PROVIDED INFORMATION

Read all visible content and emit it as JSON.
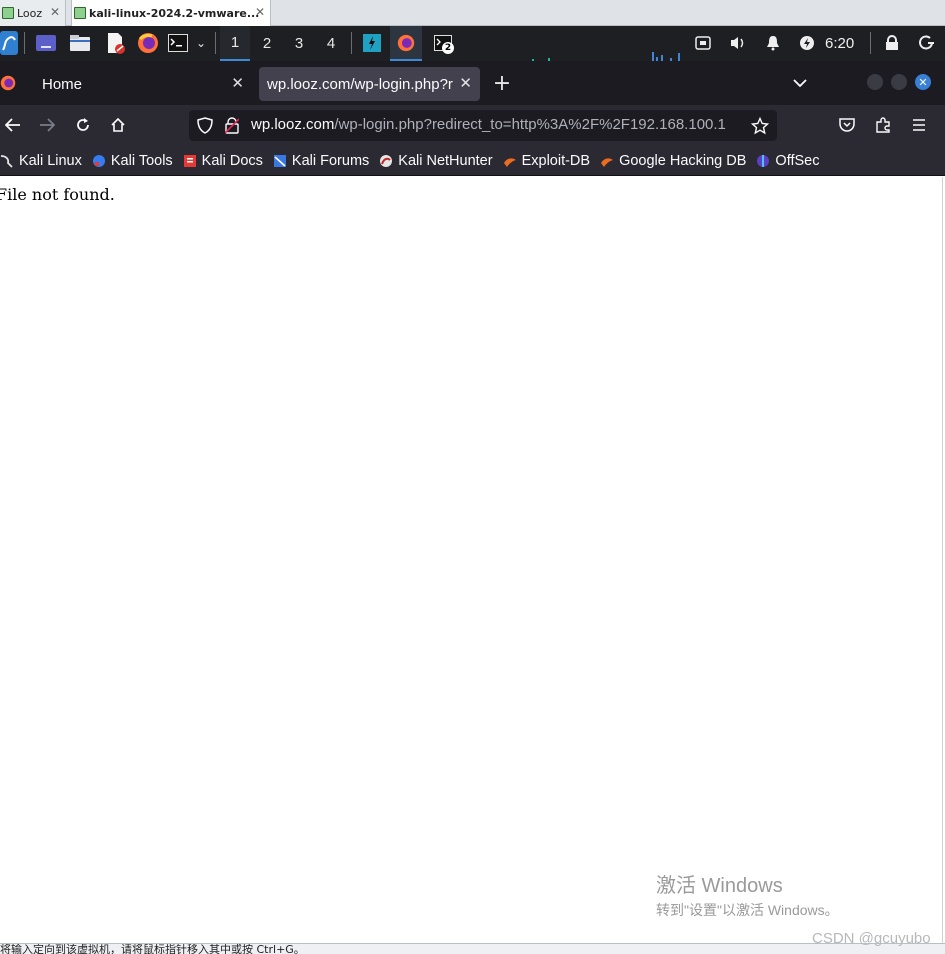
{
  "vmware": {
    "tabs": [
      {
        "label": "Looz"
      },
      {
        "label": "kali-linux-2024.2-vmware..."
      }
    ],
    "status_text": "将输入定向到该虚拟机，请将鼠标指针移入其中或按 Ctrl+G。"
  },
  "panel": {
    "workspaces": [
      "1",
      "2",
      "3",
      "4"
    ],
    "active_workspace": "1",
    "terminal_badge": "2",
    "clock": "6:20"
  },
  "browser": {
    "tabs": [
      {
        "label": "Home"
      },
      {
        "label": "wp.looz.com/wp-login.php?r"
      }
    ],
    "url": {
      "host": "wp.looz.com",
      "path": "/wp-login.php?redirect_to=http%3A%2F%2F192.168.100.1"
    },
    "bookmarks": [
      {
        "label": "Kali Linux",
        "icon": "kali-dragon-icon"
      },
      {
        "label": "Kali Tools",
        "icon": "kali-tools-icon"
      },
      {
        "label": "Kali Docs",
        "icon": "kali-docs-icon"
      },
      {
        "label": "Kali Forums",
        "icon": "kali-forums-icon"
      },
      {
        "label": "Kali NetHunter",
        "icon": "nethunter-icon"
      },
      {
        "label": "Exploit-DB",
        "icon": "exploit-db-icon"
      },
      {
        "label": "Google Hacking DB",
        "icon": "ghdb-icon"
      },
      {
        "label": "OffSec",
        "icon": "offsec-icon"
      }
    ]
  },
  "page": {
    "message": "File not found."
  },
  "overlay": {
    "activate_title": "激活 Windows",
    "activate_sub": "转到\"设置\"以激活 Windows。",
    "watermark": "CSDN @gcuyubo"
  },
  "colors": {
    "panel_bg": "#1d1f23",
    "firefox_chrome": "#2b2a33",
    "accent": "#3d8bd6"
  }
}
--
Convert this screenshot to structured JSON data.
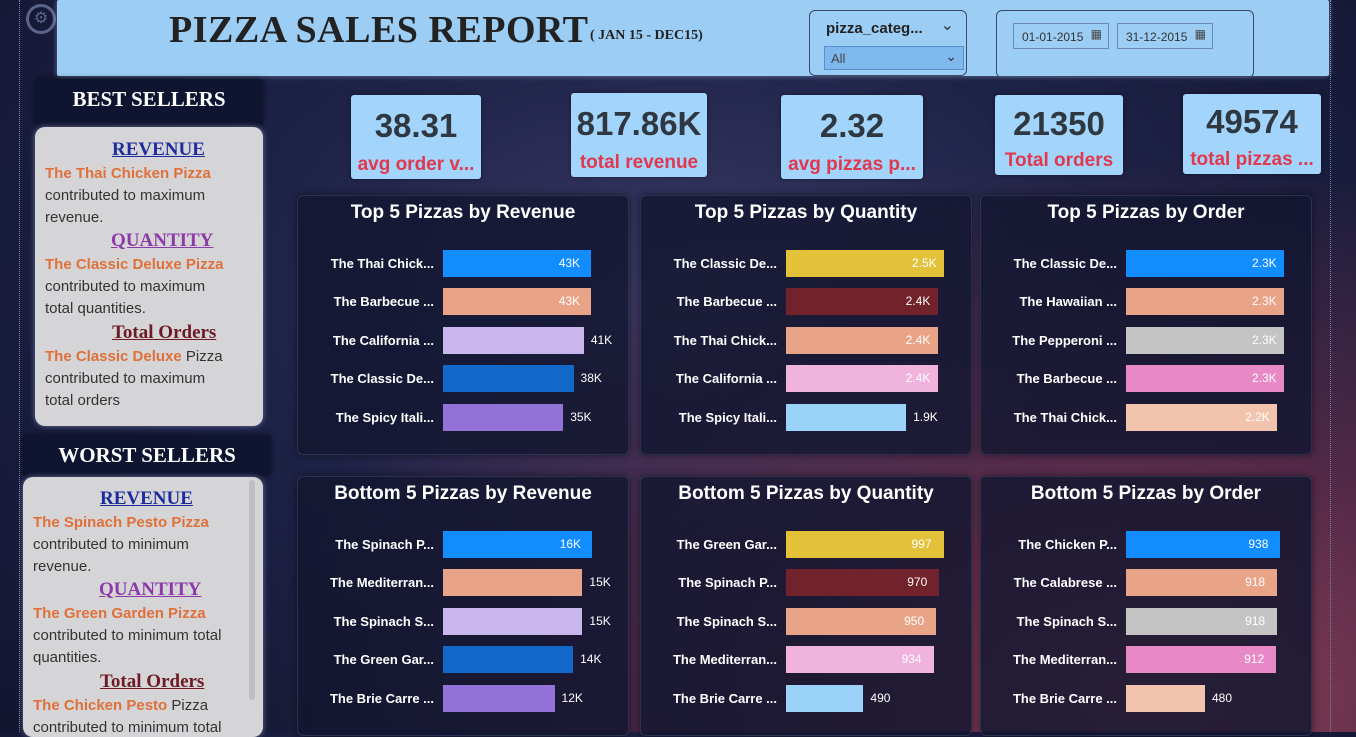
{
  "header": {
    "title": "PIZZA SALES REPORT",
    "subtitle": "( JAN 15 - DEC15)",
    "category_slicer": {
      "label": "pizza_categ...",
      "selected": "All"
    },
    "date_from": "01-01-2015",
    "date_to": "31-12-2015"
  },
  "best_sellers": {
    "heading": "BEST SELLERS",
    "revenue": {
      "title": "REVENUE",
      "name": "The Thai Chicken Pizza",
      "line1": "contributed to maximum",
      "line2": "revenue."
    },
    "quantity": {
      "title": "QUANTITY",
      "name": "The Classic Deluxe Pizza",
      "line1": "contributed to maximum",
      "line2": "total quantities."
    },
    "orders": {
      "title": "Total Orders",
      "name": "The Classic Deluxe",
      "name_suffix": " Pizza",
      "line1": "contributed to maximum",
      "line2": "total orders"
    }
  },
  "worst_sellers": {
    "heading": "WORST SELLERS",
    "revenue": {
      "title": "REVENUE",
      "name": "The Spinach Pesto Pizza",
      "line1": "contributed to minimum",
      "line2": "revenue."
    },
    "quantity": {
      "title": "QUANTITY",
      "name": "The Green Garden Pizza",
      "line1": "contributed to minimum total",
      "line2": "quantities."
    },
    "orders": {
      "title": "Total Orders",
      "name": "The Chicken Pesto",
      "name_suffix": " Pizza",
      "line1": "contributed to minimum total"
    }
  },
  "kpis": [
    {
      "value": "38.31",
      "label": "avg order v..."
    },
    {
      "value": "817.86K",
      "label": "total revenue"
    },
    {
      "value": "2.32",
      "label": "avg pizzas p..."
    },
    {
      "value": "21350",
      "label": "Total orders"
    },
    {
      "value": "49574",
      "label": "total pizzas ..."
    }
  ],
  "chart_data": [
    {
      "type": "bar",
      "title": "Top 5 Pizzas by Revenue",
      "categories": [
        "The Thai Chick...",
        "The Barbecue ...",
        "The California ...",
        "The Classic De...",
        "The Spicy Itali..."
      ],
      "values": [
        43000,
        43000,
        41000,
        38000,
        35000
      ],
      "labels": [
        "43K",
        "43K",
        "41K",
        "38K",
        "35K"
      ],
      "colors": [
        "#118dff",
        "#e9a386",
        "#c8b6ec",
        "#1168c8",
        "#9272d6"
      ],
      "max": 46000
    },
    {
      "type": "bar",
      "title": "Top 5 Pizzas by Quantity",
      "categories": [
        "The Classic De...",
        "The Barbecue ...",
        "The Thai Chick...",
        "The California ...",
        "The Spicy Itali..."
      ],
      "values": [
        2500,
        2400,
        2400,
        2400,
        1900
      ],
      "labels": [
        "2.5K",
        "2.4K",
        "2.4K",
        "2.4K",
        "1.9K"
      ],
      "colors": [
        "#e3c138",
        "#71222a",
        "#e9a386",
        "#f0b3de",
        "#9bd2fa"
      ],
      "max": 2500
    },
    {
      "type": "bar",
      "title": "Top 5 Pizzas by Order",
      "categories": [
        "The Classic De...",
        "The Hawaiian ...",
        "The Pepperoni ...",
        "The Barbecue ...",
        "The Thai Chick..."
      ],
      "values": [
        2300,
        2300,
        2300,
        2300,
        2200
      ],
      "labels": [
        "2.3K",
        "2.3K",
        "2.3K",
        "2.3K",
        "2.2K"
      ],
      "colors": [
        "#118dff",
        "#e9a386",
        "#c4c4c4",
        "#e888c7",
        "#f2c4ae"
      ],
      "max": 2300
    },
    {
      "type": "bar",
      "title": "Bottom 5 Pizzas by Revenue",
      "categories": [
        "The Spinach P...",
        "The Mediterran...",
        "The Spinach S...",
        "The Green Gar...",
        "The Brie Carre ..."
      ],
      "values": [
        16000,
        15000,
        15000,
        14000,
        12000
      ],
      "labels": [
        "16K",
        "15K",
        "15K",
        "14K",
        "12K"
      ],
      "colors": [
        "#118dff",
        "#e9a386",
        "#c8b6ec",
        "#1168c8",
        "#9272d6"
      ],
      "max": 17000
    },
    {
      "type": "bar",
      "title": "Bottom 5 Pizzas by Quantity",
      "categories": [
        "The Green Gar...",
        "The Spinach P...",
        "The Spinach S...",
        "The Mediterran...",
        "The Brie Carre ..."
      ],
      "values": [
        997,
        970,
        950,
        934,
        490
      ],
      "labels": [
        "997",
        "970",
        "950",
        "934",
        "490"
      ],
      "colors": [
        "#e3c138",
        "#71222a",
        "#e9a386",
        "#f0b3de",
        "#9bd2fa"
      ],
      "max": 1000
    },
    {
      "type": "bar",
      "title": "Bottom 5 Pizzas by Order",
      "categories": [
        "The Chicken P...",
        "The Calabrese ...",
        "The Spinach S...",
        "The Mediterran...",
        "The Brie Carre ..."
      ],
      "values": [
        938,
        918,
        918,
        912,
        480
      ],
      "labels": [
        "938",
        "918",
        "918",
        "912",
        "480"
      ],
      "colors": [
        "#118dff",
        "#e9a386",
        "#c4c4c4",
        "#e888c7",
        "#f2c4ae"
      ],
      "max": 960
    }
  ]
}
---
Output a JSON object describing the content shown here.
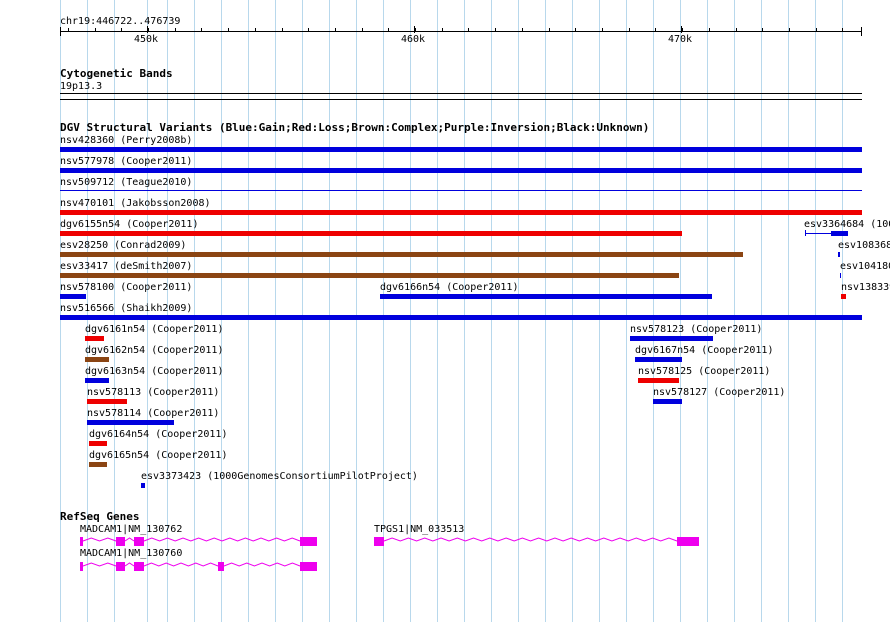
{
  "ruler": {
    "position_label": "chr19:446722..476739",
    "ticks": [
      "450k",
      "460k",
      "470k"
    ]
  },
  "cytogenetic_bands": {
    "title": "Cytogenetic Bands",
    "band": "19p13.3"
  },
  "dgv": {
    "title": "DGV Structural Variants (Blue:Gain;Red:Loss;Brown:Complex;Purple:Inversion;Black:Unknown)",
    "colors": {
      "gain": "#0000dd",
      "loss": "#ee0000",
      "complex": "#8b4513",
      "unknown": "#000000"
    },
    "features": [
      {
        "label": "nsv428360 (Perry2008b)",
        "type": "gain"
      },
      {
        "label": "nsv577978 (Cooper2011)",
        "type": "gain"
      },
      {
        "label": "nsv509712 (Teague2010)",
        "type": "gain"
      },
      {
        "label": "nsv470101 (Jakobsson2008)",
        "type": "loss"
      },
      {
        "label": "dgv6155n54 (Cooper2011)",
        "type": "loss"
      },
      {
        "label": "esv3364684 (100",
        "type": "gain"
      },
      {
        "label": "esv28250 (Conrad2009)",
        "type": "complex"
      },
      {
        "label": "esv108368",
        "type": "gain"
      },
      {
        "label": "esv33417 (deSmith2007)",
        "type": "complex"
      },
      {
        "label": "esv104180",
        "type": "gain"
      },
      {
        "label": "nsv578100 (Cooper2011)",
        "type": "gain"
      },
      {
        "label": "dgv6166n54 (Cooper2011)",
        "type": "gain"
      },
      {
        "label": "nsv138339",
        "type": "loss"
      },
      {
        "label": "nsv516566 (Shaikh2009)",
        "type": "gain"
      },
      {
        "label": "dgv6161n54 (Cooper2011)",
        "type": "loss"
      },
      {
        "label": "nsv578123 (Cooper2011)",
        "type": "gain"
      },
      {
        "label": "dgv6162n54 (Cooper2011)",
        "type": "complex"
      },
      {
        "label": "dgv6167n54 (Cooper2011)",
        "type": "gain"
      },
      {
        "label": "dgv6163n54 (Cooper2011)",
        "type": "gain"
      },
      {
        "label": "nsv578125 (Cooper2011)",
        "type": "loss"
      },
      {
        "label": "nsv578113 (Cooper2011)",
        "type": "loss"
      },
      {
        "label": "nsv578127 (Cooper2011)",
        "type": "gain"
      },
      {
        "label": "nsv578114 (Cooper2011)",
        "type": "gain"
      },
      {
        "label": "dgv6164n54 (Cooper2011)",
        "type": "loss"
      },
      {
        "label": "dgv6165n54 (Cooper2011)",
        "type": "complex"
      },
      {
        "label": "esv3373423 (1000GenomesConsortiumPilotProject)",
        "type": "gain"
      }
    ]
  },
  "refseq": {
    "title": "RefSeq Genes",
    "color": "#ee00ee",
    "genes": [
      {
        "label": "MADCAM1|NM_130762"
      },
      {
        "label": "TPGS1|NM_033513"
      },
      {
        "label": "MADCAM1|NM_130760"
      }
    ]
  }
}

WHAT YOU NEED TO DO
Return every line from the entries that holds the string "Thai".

WRITTEN RESPONSE
      "name": "The Thai Chicken Pizza",
        "The Thai Chick...",
        "The Thai Chick...",
        "The Thai Chick..."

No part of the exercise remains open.